Data records:
'''
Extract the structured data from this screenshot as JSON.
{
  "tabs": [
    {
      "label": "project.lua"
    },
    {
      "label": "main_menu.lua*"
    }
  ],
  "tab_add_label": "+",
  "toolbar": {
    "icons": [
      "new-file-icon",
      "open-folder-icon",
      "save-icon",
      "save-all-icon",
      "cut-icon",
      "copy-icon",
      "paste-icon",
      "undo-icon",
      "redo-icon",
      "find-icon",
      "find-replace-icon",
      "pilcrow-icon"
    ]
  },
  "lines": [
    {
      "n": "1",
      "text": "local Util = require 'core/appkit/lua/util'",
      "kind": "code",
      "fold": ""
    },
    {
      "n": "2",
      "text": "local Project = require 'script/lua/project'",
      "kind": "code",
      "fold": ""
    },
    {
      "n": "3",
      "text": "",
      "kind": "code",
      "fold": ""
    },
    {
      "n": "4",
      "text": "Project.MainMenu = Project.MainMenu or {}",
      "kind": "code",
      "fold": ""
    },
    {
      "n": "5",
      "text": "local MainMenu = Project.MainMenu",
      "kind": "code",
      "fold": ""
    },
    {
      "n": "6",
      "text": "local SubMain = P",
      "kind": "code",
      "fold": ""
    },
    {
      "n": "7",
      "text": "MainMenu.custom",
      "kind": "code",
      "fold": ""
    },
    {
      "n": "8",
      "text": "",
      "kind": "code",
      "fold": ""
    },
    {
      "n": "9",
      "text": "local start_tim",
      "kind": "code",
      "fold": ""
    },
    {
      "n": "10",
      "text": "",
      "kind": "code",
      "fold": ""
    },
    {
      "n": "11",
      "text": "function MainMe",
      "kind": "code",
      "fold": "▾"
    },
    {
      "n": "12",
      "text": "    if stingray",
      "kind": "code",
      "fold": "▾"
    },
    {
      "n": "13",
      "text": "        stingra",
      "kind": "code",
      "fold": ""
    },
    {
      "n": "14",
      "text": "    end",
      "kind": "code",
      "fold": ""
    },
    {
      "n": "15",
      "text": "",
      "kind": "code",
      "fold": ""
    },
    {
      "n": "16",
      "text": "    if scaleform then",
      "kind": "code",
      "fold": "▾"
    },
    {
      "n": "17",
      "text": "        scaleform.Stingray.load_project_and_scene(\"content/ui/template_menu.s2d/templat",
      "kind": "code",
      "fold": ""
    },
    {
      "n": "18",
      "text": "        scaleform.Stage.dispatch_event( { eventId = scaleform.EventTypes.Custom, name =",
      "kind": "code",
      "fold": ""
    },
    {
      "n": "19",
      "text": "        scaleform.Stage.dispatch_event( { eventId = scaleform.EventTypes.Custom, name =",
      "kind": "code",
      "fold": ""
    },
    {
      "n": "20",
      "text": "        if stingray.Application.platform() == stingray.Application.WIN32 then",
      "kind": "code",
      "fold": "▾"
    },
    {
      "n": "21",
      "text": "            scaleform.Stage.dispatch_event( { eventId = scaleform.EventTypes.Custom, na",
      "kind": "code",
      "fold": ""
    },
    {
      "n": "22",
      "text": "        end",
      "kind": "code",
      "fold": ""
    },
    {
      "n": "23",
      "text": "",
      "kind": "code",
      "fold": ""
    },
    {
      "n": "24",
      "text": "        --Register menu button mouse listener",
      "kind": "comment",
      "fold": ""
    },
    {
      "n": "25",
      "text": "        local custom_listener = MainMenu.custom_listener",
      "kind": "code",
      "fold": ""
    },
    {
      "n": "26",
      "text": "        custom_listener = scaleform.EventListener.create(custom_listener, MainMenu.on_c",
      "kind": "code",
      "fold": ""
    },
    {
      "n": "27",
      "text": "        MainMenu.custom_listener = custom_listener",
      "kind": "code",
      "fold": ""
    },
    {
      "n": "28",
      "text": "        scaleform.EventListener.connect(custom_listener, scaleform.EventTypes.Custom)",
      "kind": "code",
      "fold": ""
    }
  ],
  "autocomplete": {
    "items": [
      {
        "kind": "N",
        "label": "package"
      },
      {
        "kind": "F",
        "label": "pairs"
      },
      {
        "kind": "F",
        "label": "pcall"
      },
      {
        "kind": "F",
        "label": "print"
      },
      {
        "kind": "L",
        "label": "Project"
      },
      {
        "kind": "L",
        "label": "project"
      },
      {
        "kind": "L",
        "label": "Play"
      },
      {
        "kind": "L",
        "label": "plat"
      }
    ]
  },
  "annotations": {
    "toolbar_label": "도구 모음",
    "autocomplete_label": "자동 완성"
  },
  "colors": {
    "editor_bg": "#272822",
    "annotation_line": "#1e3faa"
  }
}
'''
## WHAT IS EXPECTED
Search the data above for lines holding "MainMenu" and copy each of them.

## THE ANSWER
      "text": "Project.MainMenu = Project.MainMenu or {}",
      "text": "local MainMenu = Project.MainMenu",
      "text": "MainMenu.custom",
      "text": "        local custom_listener = MainMenu.custom_listener",
      "text": "        custom_listener = scaleform.EventListener.create(custom_listener, MainMenu.on_c",
      "text": "        MainMenu.custom_listener = custom_listener",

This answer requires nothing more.